A perfect example of this was a 2005 “As If” column about her disgust that five Muslim men were jailed for years without charge under secret trial security certificates. “Canada is about to deport them to various countries where they will be tortured, probably unto death,” she wrote.
Mallick attended a fundraising event for the families of these men, where she read sections of Franz Kafka’sThe Trial along with other well-known authors, such as Linda McQuaig, Ann-Marie MacDonald, Naomi Klein and Stuart McLean. She was visibly despondent when telling me why she felt it was necessary to write the column: “It is one of the most shameful things Canada has done since interning the Japanese. You have been accused, but you cannot defend yourself against accusations you haven’t been informed about. It’s a situation that is completely blinding.”

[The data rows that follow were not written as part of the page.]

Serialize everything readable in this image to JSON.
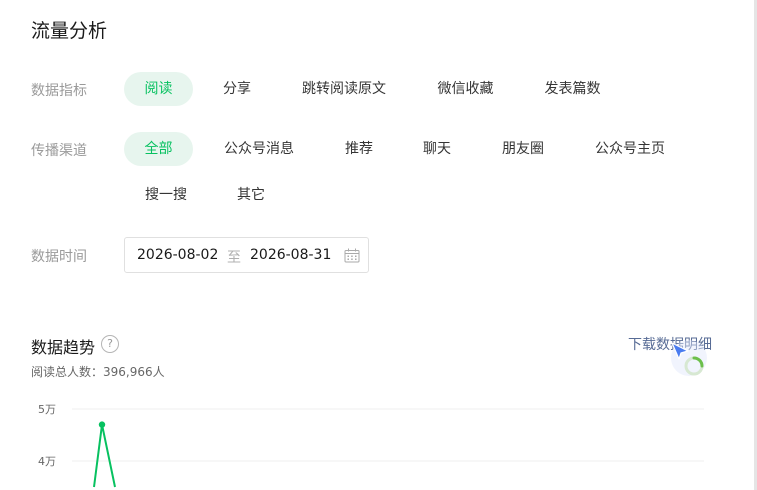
{
  "page": {
    "title": "流量分析"
  },
  "metric": {
    "label": "数据指标",
    "options": [
      "阅读",
      "分享",
      "跳转阅读原文",
      "微信收藏",
      "发表篇数"
    ],
    "selected": "阅读"
  },
  "channel": {
    "label": "传播渠道",
    "options": [
      "全部",
      "公众号消息",
      "推荐",
      "聊天",
      "朋友圈",
      "公众号主页",
      "搜一搜",
      "其它"
    ],
    "selected": "全部"
  },
  "time": {
    "label": "数据时间",
    "start": "2026-08-02",
    "separator": "至",
    "end": "2026-08-31"
  },
  "trend": {
    "title": "数据趋势",
    "help": "?",
    "download": "下载数据明细",
    "summary": "阅读总人数：396,966人"
  },
  "colors": {
    "accent": "#07c160",
    "accent_bg": "#e7f5ee",
    "link": "#576b95"
  },
  "chart_data": {
    "type": "line",
    "yticks": [
      "5万",
      "4万"
    ],
    "ylim": [
      40000,
      50000
    ],
    "series": [
      {
        "color": "#07c160",
        "points": [
          [
            0,
            35000
          ],
          [
            1,
            47000
          ],
          [
            2,
            35000
          ]
        ]
      }
    ],
    "xlim": [
      0,
      29
    ],
    "grid": true
  }
}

Mallick’s compassion even extended into the necessarily contrived relationship we developed. She was often concerned about my well being, whether I had all the things I needed, if she was responding fairly to me and apologizing for having limits with her privacy. Some might say she was being so accommodating because I was profiling her, but I don’t think so. Because if there is one thing I’ve learned about Mallick it’s that she may be provocative and mouthy, but she’s certainly not insincere.
She is also far more humble in person than her columns suggest. She waited patiently for me at tony Canoe restaurant while I was hopelessly lost, arriving 30 minutes late. There was no hint of superiority, nor was I reprimanded for wasting her time, which is what I was expecting. Instead, when I apologized, she smiled, took a sip of her wine and said, “Don’t worry, Shereen, these things happen.” Then added, “I think if I spent more time waiting in places this nice I’d be a much calmer person.”
Globe television critic John Doyle, a pal of Mallick’s, describes her in-person charm this way: “There are few people who are as polite and engaging in conversation with a waiter or waitress as Heather. She has the curiosity of any great journalist and wants to know who people are and draw something out from them.” These days, she’s been writing a weekly political column for Analysis & Viewpoint on cbc.ca, which is often reminiscent in tone and subject matter of “As If.”
In September 2006, she began a monthly women’s-issues column for Chatelaine. A typical entry: the importance of teaching children to houseclean, perhaps motivated by the fact that every Monday she cleans her stepdaughters’ apartment. Recently she filled in for Naomi Klein for The New York Times Syndicate, writing yet another biweekly political column while Klein finished her latest book. And currently Mallick’s promoting her new book of essays, Cake or Death: The Excruciating Choices of Everyday Life, released this month (April). Asked to describe it, she says, “It’s just me blathering.” Explaining both the sensibility of the book and her general outlook, she says, “The worse things are, the happier I am because it matches my world view.” But like Mallick herself, there’s also sweetness: At the end of the book there is a cake recipe “just to keep things positive.”
Shereen Dindar was the Online Editor for the Spring 2007 issue of the Ryerson Review of Journalism.